May I add that I do not think a third way, as the sister is said to have put forward, is possible in Syria, although it is possible in the US (as it might be in Hungary and which they are attempting without help or even attention from either traditionalists in the US or from the Vatican). The present regime in Syria has come to secularism through the back door, just as we in the US did, with a loose idea of God in our constitution coupled with the idea of religious liberty that gradually gave way to secularism. That has happened also in Syria, but just as important, it cannot be said that it will *not* happen with a new, rebel regime, even though they appear at the moment to be more 'traditional' in their Muslim beliefs. The Muslim faith is liberal insofar as there is no magisterium (nor could ever be) and as such is subject to rapid liberalization. This is happening in every Muslim country right now. Democracy from the West coupled with contraception and abortion will do it--Iran has already reached the birth depths of Europe, and other Muslim countries are close behind--this inevitable liberalization is why the Obama wing of our single-party diktatorship supports the rebel groups in various countries even though they are labeled 'traditional' by the media and are even sometimes dominated by the Muslim Brotherhood etc. The Brotherhood is weak, it will not stand against the forces of Planned Parenthood and Inc. The same thing happened in Europe after the Reformation. Every rebel group wanted the liberalization to end with them, but they couldn't stop it because of the first,catastrophic principle of religious liberty implicit in the Reformation.

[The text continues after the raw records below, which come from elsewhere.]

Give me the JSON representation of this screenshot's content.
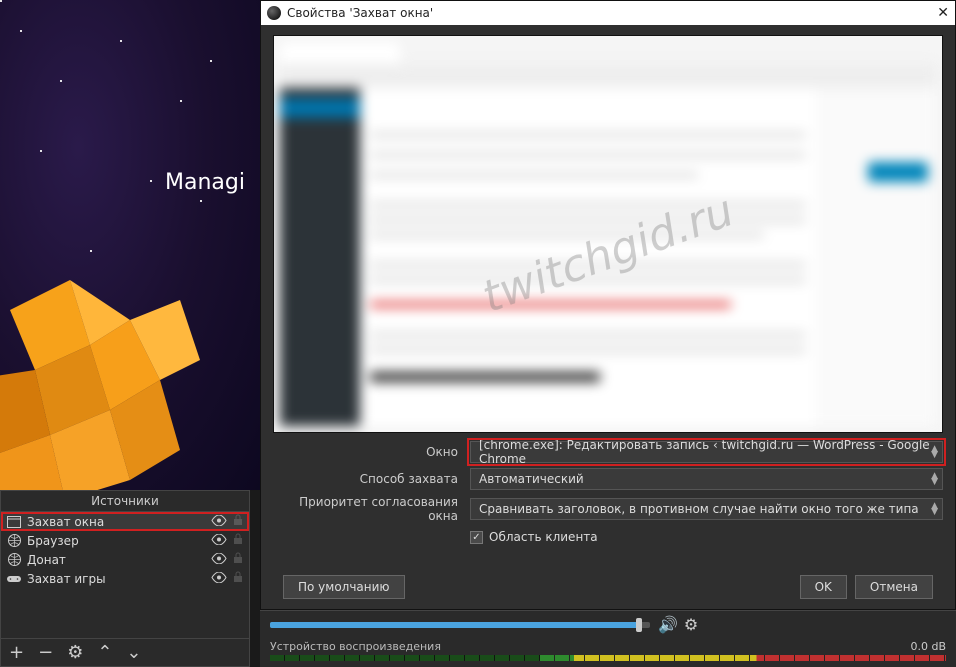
{
  "preview": {
    "text_overlay": "Managi"
  },
  "sources": {
    "header": "Источники",
    "items": [
      {
        "label": "Захват окна",
        "icon": "window-icon"
      },
      {
        "label": "Браузер",
        "icon": "globe-icon"
      },
      {
        "label": "Донат",
        "icon": "globe-icon"
      },
      {
        "label": "Захват игры",
        "icon": "gamepad-icon"
      }
    ],
    "toolbar": {
      "add": "+",
      "remove": "−",
      "settings": "⚙",
      "up": "⌃",
      "down": "⌄"
    }
  },
  "dialog": {
    "title": "Свойства 'Захват окна'",
    "watermark": "twitchgid.ru",
    "fields": {
      "window_label": "Окно",
      "window_value": "[chrome.exe]: Редактировать запись ‹ twitchgid.ru — WordPress - Google Chrome",
      "method_label": "Способ захвата",
      "method_value": "Автоматический",
      "priority_label": "Приоритет согласования окна",
      "priority_value": "Сравнивать заголовок, в противном случае найти окно того же типа",
      "client_area_label": "Область клиента",
      "client_area_checked": true
    },
    "buttons": {
      "defaults": "По умолчанию",
      "ok": "OK",
      "cancel": "Отмена"
    }
  },
  "mixer": {
    "device_label": "Устройство воспроизведения",
    "db_value": "0.0 dB"
  }
}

But we could do it here, as they are trying in Hungary, if we had a stable Catholic group (not to mention a firm Church, but that's another topic)that was focused on the full Restoration, the Catholic state, even while cooperating with protestant groups that would be happy to roll back our secularism to one which merely recognizes in law and practice some Christian principles in our national culture. This is what Hungary appears to be attempting. I do not know how stable or traditional their Catholic group is--that is, whether they are traditional and call for the Catholic state as their ultimate goal, or liberalized--the Church has not helped at all, which is a key element in their success. Their prime minister specifically begged for 'a stronger Church,' I have a summary of it on my little blog. I'm not sure he knows what he means by that, but he recognizes the lack.

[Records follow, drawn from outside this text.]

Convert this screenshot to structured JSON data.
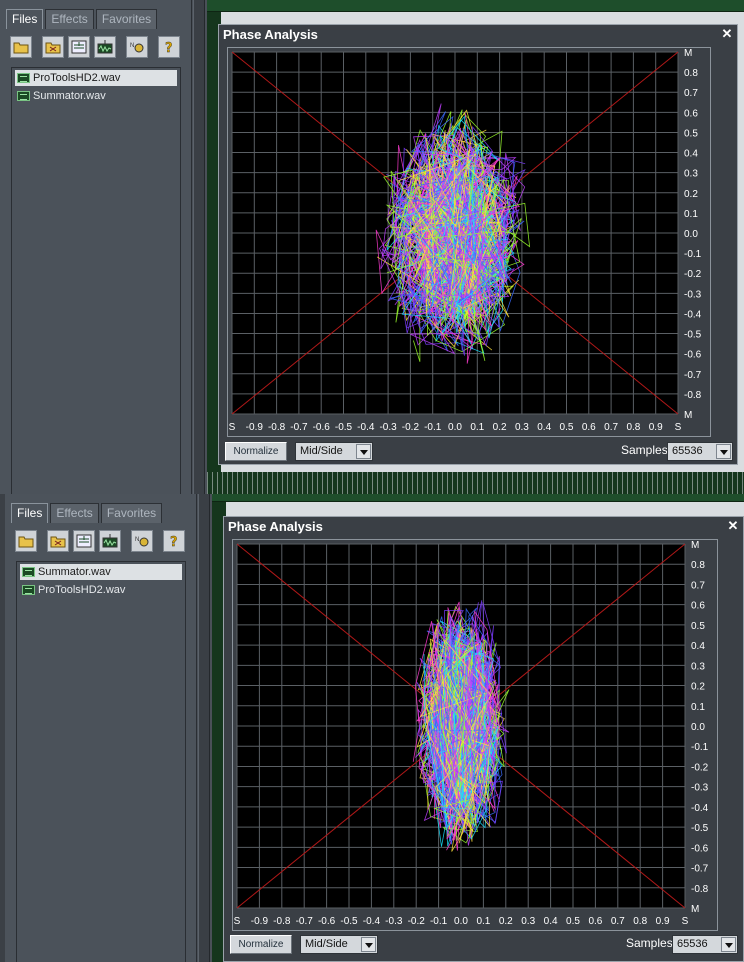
{
  "panels": [
    {
      "tabs": [
        "Files",
        "Effects",
        "Favorites"
      ],
      "files": [
        "ProToolsHD2.wav",
        "Summator.wav"
      ],
      "selected_file": "ProToolsHD2.wav",
      "window_title": "Phase Analysis",
      "normalize_label": "Normalize",
      "mode_value": "Mid/Side",
      "samples_label": "Samples",
      "samples_value": "65536"
    },
    {
      "tabs": [
        "Files",
        "Effects",
        "Favorites"
      ],
      "files": [
        "Summator.wav",
        "ProToolsHD2.wav"
      ],
      "selected_file": "Summator.wav",
      "window_title": "Phase Analysis",
      "normalize_label": "Normalize",
      "mode_value": "Mid/Side",
      "samples_label": "Samples",
      "samples_value": "65536"
    }
  ],
  "scope": {
    "x_ticks": [
      "S",
      "-0.9",
      "-0.8",
      "-0.7",
      "-0.6",
      "-0.5",
      "-0.4",
      "-0.3",
      "-0.2",
      "-0.1",
      "0.0",
      "0.1",
      "0.2",
      "0.3",
      "0.4",
      "0.5",
      "0.6",
      "0.7",
      "0.8",
      "0.9",
      "S"
    ],
    "y_ticks": [
      "M",
      "0.8",
      "0.7",
      "0.6",
      "0.5",
      "0.4",
      "0.3",
      "0.2",
      "0.1",
      "0.0",
      "-0.1",
      "-0.2",
      "-0.3",
      "-0.4",
      "-0.5",
      "-0.6",
      "-0.7",
      "-0.8",
      "M"
    ],
    "trace_colors": [
      "#7b3cff",
      "#ff3bd0",
      "#3a6bff",
      "#19e0ff",
      "#9bff2a",
      "#ffe23a",
      "#c040ff"
    ],
    "scatter_spread": [
      0.42,
      0.25
    ]
  }
}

John Rao told me, in private conversation in Kansas City last October at the SSPX annual conference, when I was urging him to help us, to take even one step, to organize such a Catholic political presence in this country, that there was 'nothing that could be done until the Church cleans up the doctrine.' This may be true. Or it might be a cop out. Shouldn't we traditionalists be willing to try--to enunciate Catholic solutions to the problems that face us? It would *so* change the conversation even if it couldn't win. Vatican II forbad us to do this, of course. We are to 'form consciences' only, never suggest legislation. That's part of the denial of the Catholic state, of tradition, of the whole social teaching of the Church, of Quas Primas. That's part of what SSPX is fighting for, and the Kansas City conference was proof they know it. But they don't do anything either. (I think they're busy.)

Janet said...

Well, I forgot, there is a third way possible in Syria, Christ.

Aged parent said...

Alsaticus: If you have evidence to support your statement, it would be helpful if you would share it. But please know that even if what you are saying of this nun is true there are other religious figures saying precisely the same thing. In fact, they are saying much more. That this is Syrian business is a joint operation of the US and Israel has been attested to by Catholic and Orthodox prelates alike. You might want to read what even the Latin Patriarch of Jerusalem is saying about this. Google it.

Anonymous at 19:17 says it all, quite eloquently.